Before Windows 2008 (MSMQ 4.0) there was only one option if you needed to read messages transactionally on a high availability cluster - the application had to be clustered in the same resource group as the MSMQ service hosting the queues. This was because only local receive operations could be transactional on Windows 2003 (MSMQ 3.0).

Now remote receives can be transactional so the application can be run elsewhere, such as on the local nodes, which makes development / testing / administration that much easier.

There is a caveat to this - you will experience a performance difference between local and remote receive operations which makes the decision where to locate applications less clear cut. There are two reasons for this:

  1. Receive operations use RPC. If the application and MSMQ resource are working together, local RPC (LRPC) function calls are made.
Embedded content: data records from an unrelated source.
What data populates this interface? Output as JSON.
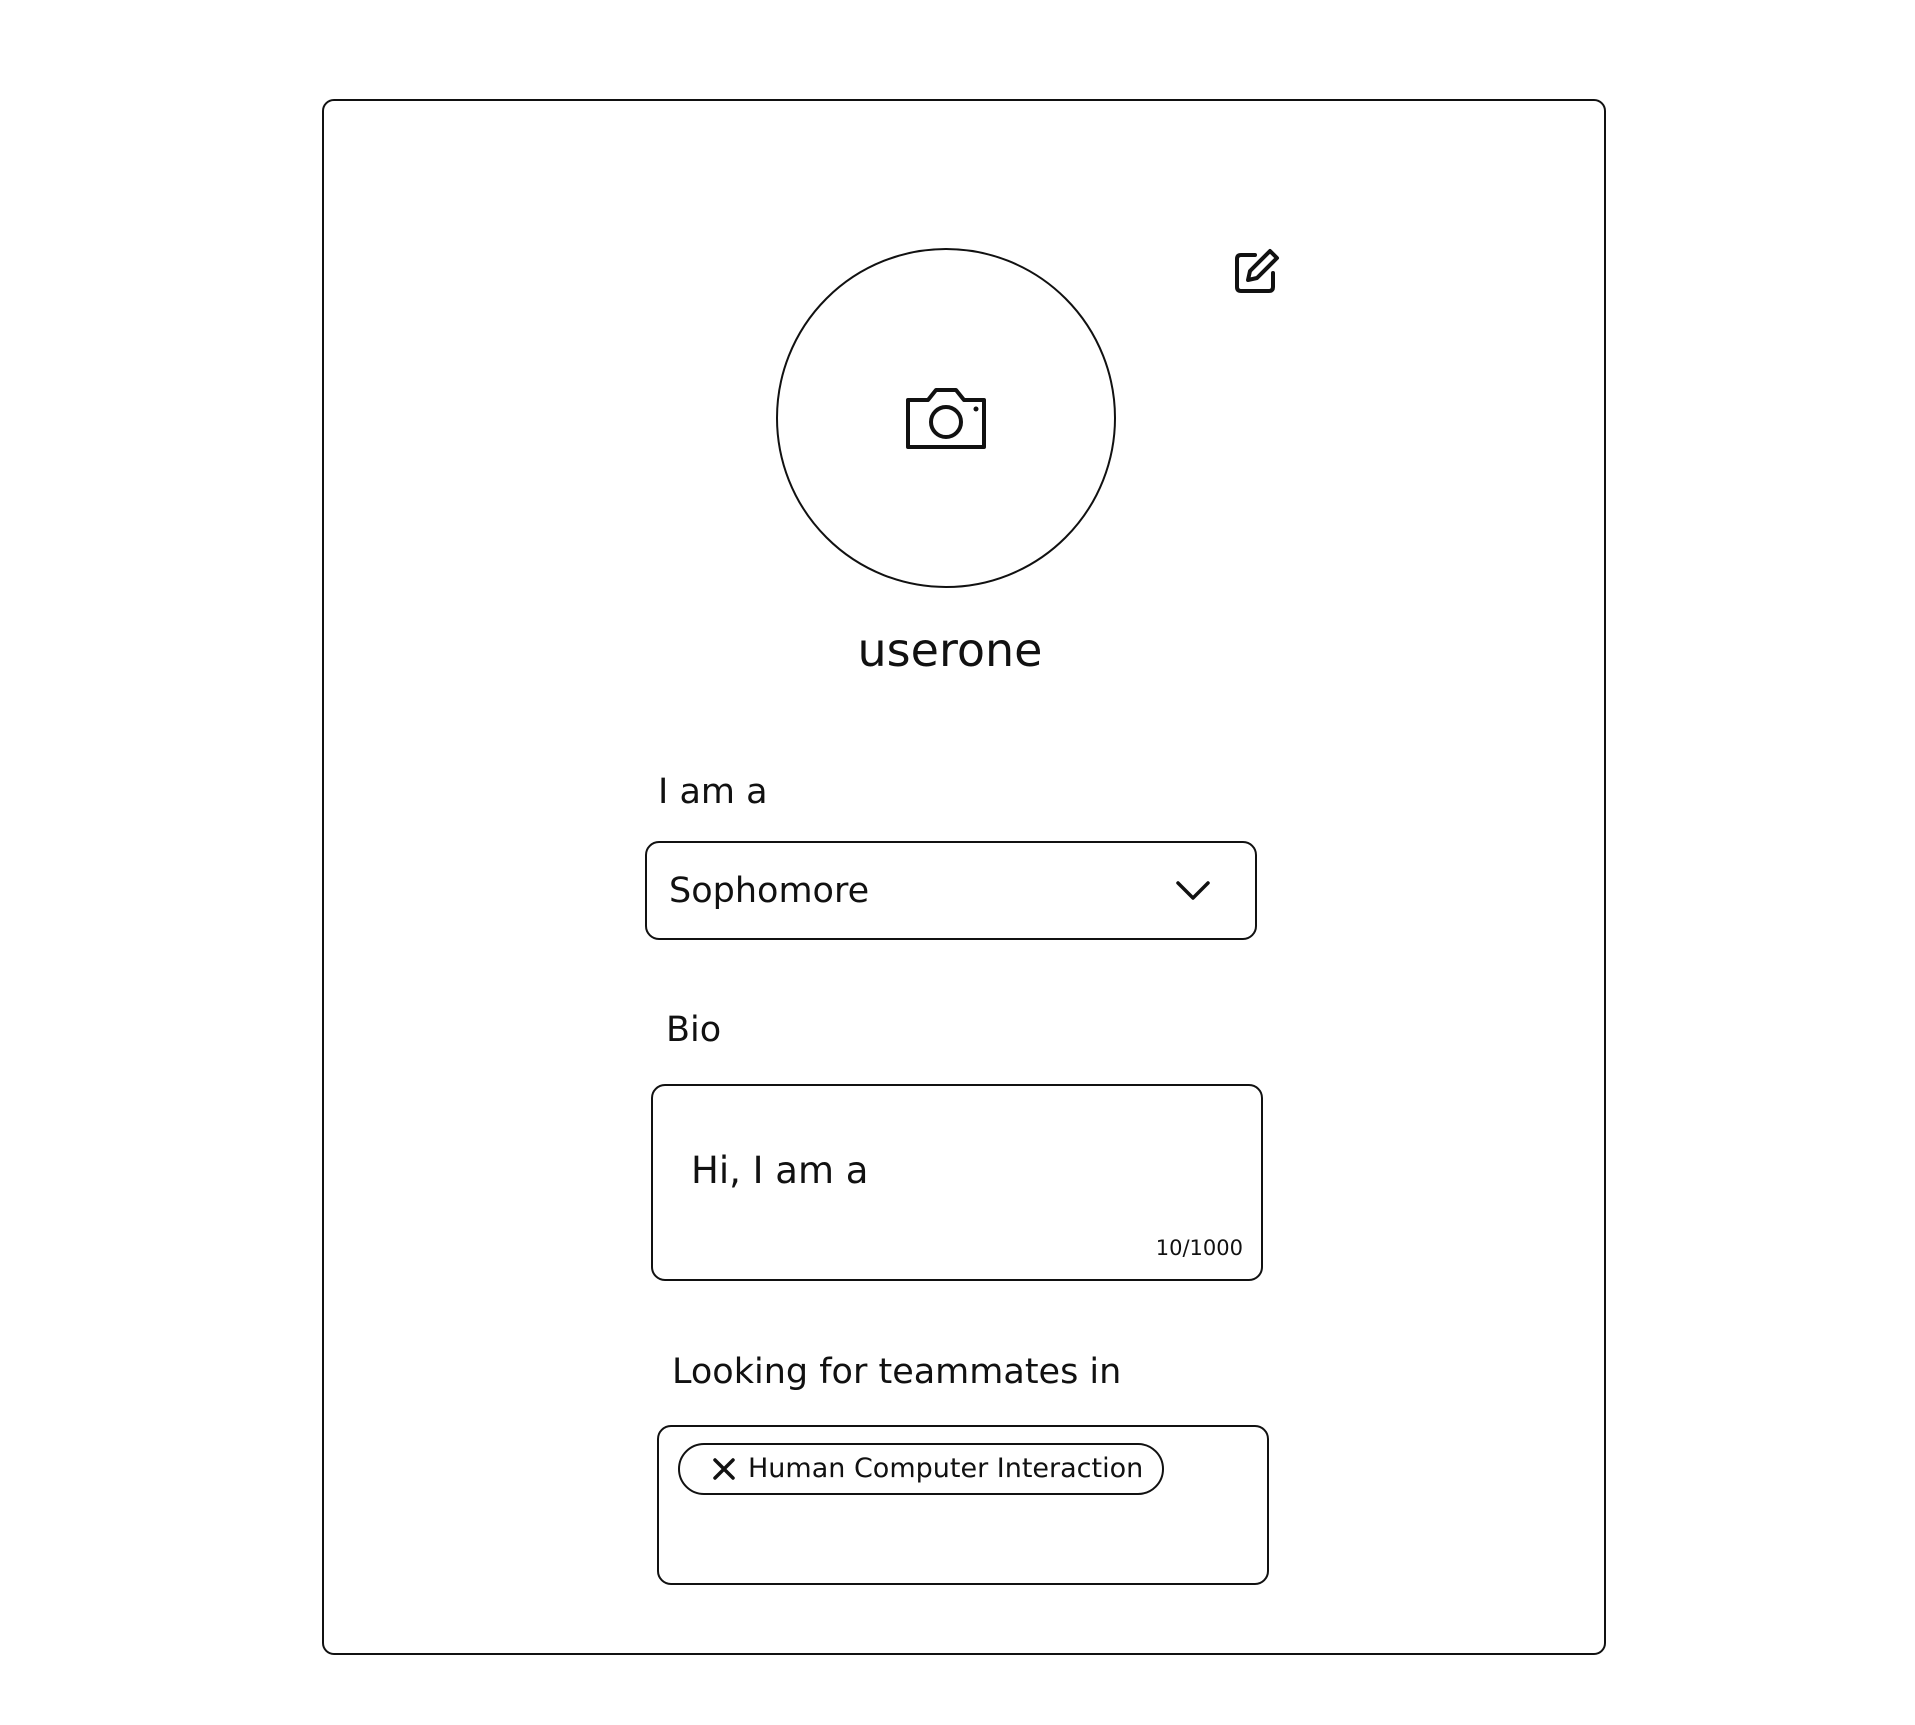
{
  "profile": {
    "username": "userone",
    "avatar_icon": "camera-icon",
    "edit_icon": "edit-icon"
  },
  "role": {
    "label": "I am a",
    "selected": "Sophomore",
    "dropdown_icon": "chevron-down-icon"
  },
  "bio": {
    "label": "Bio",
    "value": "Hi, I am a",
    "counter": "10/1000"
  },
  "teammates": {
    "label": "Looking for teammates in",
    "tags": [
      {
        "label": "Human Computer Interaction",
        "remove_icon": "close-icon"
      }
    ]
  }
}
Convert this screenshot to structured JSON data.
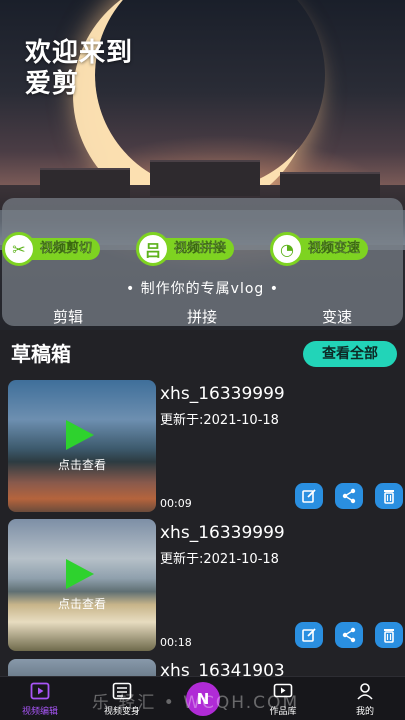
{
  "hero": {
    "welcome": "欢迎来到\n爱剪",
    "tools": [
      {
        "label": "视频剪切",
        "icon": "scissors-icon",
        "glyph": "✂"
      },
      {
        "label": "视频拼接",
        "icon": "merge-icon",
        "glyph": "吕"
      },
      {
        "label": "视频变速",
        "icon": "speed-icon",
        "glyph": "◔"
      }
    ],
    "tagline": "• 制作你的专属vlog •",
    "tabs": [
      "剪辑",
      "拼接",
      "变速"
    ]
  },
  "drafts": {
    "title": "草稿箱",
    "view_all": "查看全部",
    "items": [
      {
        "name": "xhs_16339999",
        "updated": "更新于:2021-10-18",
        "tap": "点击查看",
        "duration": "00:09"
      },
      {
        "name": "xhs_16339999",
        "updated": "更新于:2021-10-18",
        "tap": "点击查看",
        "duration": "00:18"
      },
      {
        "name": "xhs_16341903"
      }
    ]
  },
  "nav": {
    "items": [
      {
        "label": "视频编辑",
        "icon": "video-edit-icon",
        "active": true
      },
      {
        "label": "视频变身",
        "icon": "video-transform-icon"
      },
      {
        "label": "作品库",
        "icon": "library-icon"
      },
      {
        "label": "我的",
        "icon": "profile-icon"
      }
    ],
    "center": "N"
  },
  "watermark": "乐  轻汇  •  WCQH.COM",
  "colors": {
    "accent_green": "#7ed321",
    "view_all_bg": "#22d4b8",
    "action_blue": "#2a8fe0",
    "active_purple": "#a855f7"
  }
}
If the application is remote then the transport protocol has to be used at both ends, adding a large overhead.
  2. For sending messages transactionally over the wire, MSMQ employs its own lightweight mechanism that uses acknowledgement messages. Receiving messages remotely, though, requires DTC for the transactional support which is a much more heavyweight method.

References

[[Thanks to Joseph Donahue for typo checking]]